When asked about her approach to caring for children and their families, Tiffany says, “I try to be open, honest and always willing to listen. I have found that families and patients always appreciate someone who will listen without judgment. I try to take care of the children as I would take care of my own.”
“Our goal is to provide a great place for physicians to practice medicine, for staff to work, and —most importantly—for patients and their families to receive great care,” John says. That starts with the appropriate commitment that pediatric care requires. “It’s very important to have all the surgical specialties and the facility that’s very focused on care for children. Children are not just little adults. They require very special care, and our physicians are trained to take care of those patients. We have the facilities, the equipment that’s needed to take care of those patients, and the staff is very passionate about taking care of children.”

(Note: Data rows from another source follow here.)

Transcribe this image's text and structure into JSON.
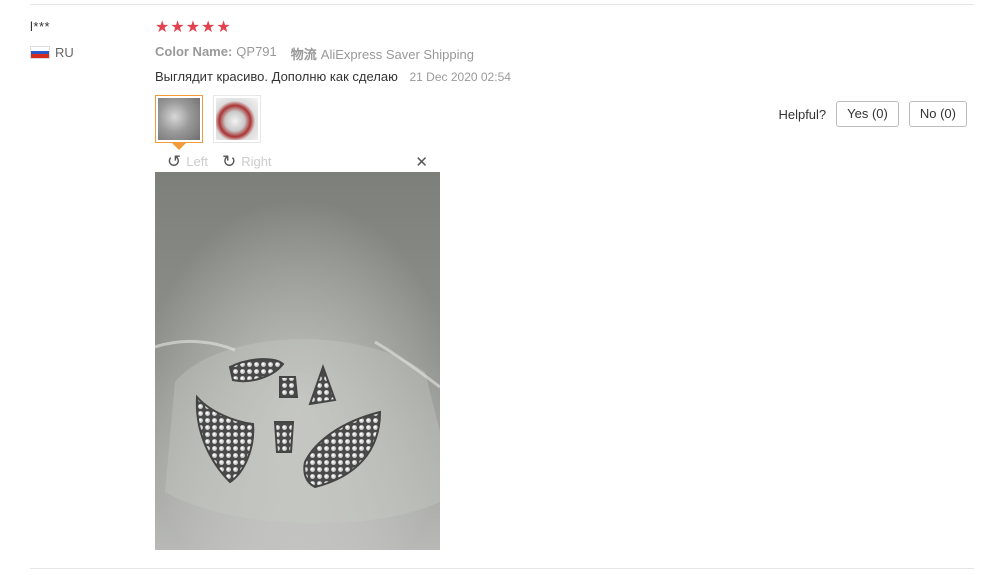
{
  "review": {
    "user_name": "l***",
    "country_code": "RU",
    "rating_stars": 5,
    "star_glyphs": [
      "★",
      "★",
      "★",
      "★",
      "★"
    ],
    "color_label": "Color Name:",
    "color_value": "QP791",
    "shipping_label": "物流",
    "shipping_value": "AliExpress Saver Shipping",
    "feedback_text": "Выглядит красиво. Дополню как сделаю",
    "date": "21 Dec 2020 02:54"
  },
  "viewer": {
    "rotate_left_label": "Left",
    "rotate_right_label": "Right",
    "rotate_left_icon": "↺",
    "rotate_right_icon": "↻",
    "close_icon": "✕"
  },
  "helpful": {
    "label": "Helpful?",
    "yes_label": "Yes (0)",
    "no_label": "No (0)"
  },
  "colors": {
    "star": "#e2424f",
    "active_thumb_border": "#f39a3b"
  }
}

John notes that Medical City Children’s Hospital has “several hundred pediatric specialists on staff, including pediatric anesthesiologists.” Together, they “enable us to do everything from the minor surgeries to the most complex surgical cases.”
Additionally, John is “very proud” of the nursing at Medical City Children’s Hospital. “We have some of the best nurses in the country here at this hospital.” As proof, he notes that Medical City Children’s Hospital was the first children’s hospital in Dallas to earn Magnet certification for nursing excellence.
Medical City Children’s Hospital also believes in the importance of family-centered care. John says that one of the particular responsibilities when caring for children is helping them understand what they’re going through. “We incorporate the entire family in that” process, including parents and siblings. “We consider them members of the caregiving team as opposed to visitors to the hospital. We are happy that we are able to provide that kind of environment.”
John arrived at Medical City Children’s Hospital in 2005. He says, “it’s very exciting to be a part of everything that is going on here. There is a real commitment to the families and the children that we take care of. This is truly an incredible place, and the quality of services we provide are second to none in the country.” John offers an overview of Medical City Children’s Hospital in the video below.
Pediatric Physical Therapist
“When I talk to people about how amazing Medical City Children’s Hospital is,” Amanda says, “I emphasize the consistent continuum of care that every staff member provides to every child, regardless of their roles in the child’s care. We treat the whole child, addressing not only their sickness, but also their emotional state and overall sense of well-being. We are big enough to meet all patient and family needs, but also small enough to be able to provide the essential individual attention for every child who walks through our doors.”
For example, Amanda once made a superhero outfit for a patient—complete with cape and mask—to convince him he could overcome any obstacle during his strength training. She says that kind of personalized approach “is necessary because each child is unique. But they all like to have fun—and so do I! I make every attempt to incorporate fun activities, parents, and even siblings.” Her examples include painting murals on windows while working on standing balance and taking a trip outside to visit a family pet while working on endurance training.
Because of her commitment to individualized care and to mentoring aspiring therapists, Amanda was selected as the winner of the Irma Bartlebaugh Ancillary Excellence Award in 2009.
Amanda joined Medical City Children’s Hospital in July 2007 “because the quality of care is outstanding. I also appreciate the wide variety of patients and the amazing staff.” She feels that “the doctors, nurses, and ancillary staff communicate openly.”